We often get to see contents in both the mainstream and social media that are explicit on sexism. We can define ‘sexism’ as society-led perceptions, attitudes, norms, and beliefs based on a person’s sex. Sex, as we know, is the biological way of being a human. With the digital wave grasping Bangladesh, there has been plenty of opportunities in the areas of information dissemination, communications, employment, and entrepreneurship. However, we often do not speak about how this digitization process also led to a culture of sexual harassment and violence against women and girls. Despite initiatives from the government, digital space remains largely unsafe for women.
Women and girls have gained access to the digital world, although this is limited to the urban and semi-urban areas. We noticed two distinct types of content developed by women that can be connected to the discussion of sexism. The first category comprises media contents that reflect the extreme level of sexism and represents the localised version of being ‘sexy’ and ‘attractive’ as women. These contents are mostly produced by women that are thriving to buy in their ways to ‘mainstream’ showbiz and belong to lower and lower-middle class. Some of them manage to become alternatives to ‘cut-piece’ movies (used to run in cinema halls) and use the social media platform to catch the attention of male followers. The followers, in this case, are waiting for a call, or, in many cases, a glimpse of their ‘glamour’. These male followers mostly include migrants labour, the working-class, youth and adolescents. Amid their hectic and challenging lives, these women are undoubtedly a touch of sexual fantasy.
If we continue to validate sexism in our culture and daily life, women empowerment will become a dream only to be fulfilled after centuries.
Another group of women are already part of the mainstream media. They actively reinforce sexual stereotypes. In the process of selling the mantra of an ‘ideal body shape’ in the packaging of confidence, they continuously promote sexism. These women belong to upper-middle-class and upper-class of the society with access to gyms, personal instructors, and are capable of affording expensive beauty augmentation surgeries. Little do they realise that developing and sharing content like this re-establishes the message that there is just one way to be the ‘ideal’ beauty and that’s based on a particular body type. These contents are often endorsed by multinational companies that sell beauty products. Having these ‘fashionable, literate, and progressive’ upper-class women with visually appealing beauty help boost these companies’ product sales.
In social media, it is ‘normal’ and ‘cool’ to react to digital contents that are developed to retain the spirit of sexism. We see people from all socio-economic strata to interact with this kind of content and share their opinions through Facebook posts and comments. If we notice carefully, the reactions of the general people are heavily influenced by the ‘conservative’ ideology, with a twist of being an active participant of the emerging sexism culture.
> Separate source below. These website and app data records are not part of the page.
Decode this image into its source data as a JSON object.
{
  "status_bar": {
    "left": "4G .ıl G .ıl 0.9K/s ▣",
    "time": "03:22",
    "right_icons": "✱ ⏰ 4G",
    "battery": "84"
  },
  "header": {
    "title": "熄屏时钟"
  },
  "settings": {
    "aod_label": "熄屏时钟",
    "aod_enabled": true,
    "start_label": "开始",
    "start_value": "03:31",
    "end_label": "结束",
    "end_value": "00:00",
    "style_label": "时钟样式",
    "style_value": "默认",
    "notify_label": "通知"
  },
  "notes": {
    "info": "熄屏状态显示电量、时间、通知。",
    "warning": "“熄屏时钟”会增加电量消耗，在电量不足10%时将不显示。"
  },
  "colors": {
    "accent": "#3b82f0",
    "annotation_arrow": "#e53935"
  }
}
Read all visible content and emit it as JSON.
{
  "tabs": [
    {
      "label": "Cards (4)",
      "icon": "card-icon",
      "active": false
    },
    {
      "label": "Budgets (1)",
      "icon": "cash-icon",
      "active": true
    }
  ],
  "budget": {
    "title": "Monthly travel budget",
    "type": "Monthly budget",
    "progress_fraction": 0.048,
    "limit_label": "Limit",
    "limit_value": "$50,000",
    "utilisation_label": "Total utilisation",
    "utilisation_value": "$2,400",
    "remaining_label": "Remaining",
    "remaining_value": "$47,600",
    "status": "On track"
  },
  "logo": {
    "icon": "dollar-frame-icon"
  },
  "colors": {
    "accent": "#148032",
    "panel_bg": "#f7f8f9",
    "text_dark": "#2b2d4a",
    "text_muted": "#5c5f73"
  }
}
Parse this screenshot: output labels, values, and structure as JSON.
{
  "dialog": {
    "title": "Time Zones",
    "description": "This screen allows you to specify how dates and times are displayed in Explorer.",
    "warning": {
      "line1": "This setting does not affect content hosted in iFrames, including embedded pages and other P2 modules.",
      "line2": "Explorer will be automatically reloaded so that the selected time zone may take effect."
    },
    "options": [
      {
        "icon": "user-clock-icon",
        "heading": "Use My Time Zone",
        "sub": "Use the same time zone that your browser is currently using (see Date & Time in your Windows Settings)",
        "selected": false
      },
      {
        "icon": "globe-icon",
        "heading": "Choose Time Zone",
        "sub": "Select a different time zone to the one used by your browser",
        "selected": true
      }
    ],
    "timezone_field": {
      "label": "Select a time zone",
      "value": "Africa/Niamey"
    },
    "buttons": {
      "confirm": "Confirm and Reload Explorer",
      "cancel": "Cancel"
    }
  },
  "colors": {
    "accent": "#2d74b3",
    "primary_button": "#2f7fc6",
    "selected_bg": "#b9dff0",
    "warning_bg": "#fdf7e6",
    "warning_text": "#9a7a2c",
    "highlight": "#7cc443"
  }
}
Getting overwhelmed by contradictory messaging and behavior on social media has deeply influenced women’s lives – either they have to become ‘iron ladies’ (who are in the complete charge of their lives), or ‘sexual pets’ obsessed with pleasing men. The big question is – who benefits from this? The media (both mainstream and social) seemed to endorse this asexual attitude, belief, and behaviour. A series of recent ‘hot-selling’ stories are reflective of this form of endorsement. Not only the majority of media platforms have applied an extremely sexual lens to explain any allegations associated with a woman but also went ‘above and beyond’ to shatter anything that the woman may call as her ‘personal space’.
While collective ‘raping’ of a woman through social media trial, we must realise that we are killing the aspirations of other women and girls to become next-generation leaders. The fact that news and stories like these bring in good ‘TRP’, the media is unlikely to let go of their obsession with sexism. MNCs are also not lagging in this rat-race – they managed to exploit women who are flag-bearer of sexism and made a good profit out of it. If there is anyone who has been losing out of this political game, they are women – women who are trying to pursue a career, create identity, lead with examples, and live their lives.
Betty Friedan wrote a book in the 1970s named, ‘The Problem That Has No Name’ that revealed an utter dissatisfaction of women trying to fit into the standards of patriarchal society. Actions taken by women that justifies and reinforces patriarchal norms and values may, in the short-run, benefit a handful of them; however, will result in miseries for the majority. We are standing at a point when kindness, passion, respect, and cooperation are needed more than ever. If we continue to validate sexism in our culture and daily life, women empowerment will become a dream only to be fulfilled after centuries. Duality is inherent in human nature but let’s not make it as extreme as the way we’re acting now. It’s a hard time and we as a nation have much more difficult challenges to overcome, like an economic recession potentially dragging people back to ultra-poor status. Sexism is not the right way to go about it – our TRPs can wait and can be made out of the exemplary act of kindness and compassion.
Ishret Binte Wahid has a Masters degree from the London School Of Economics.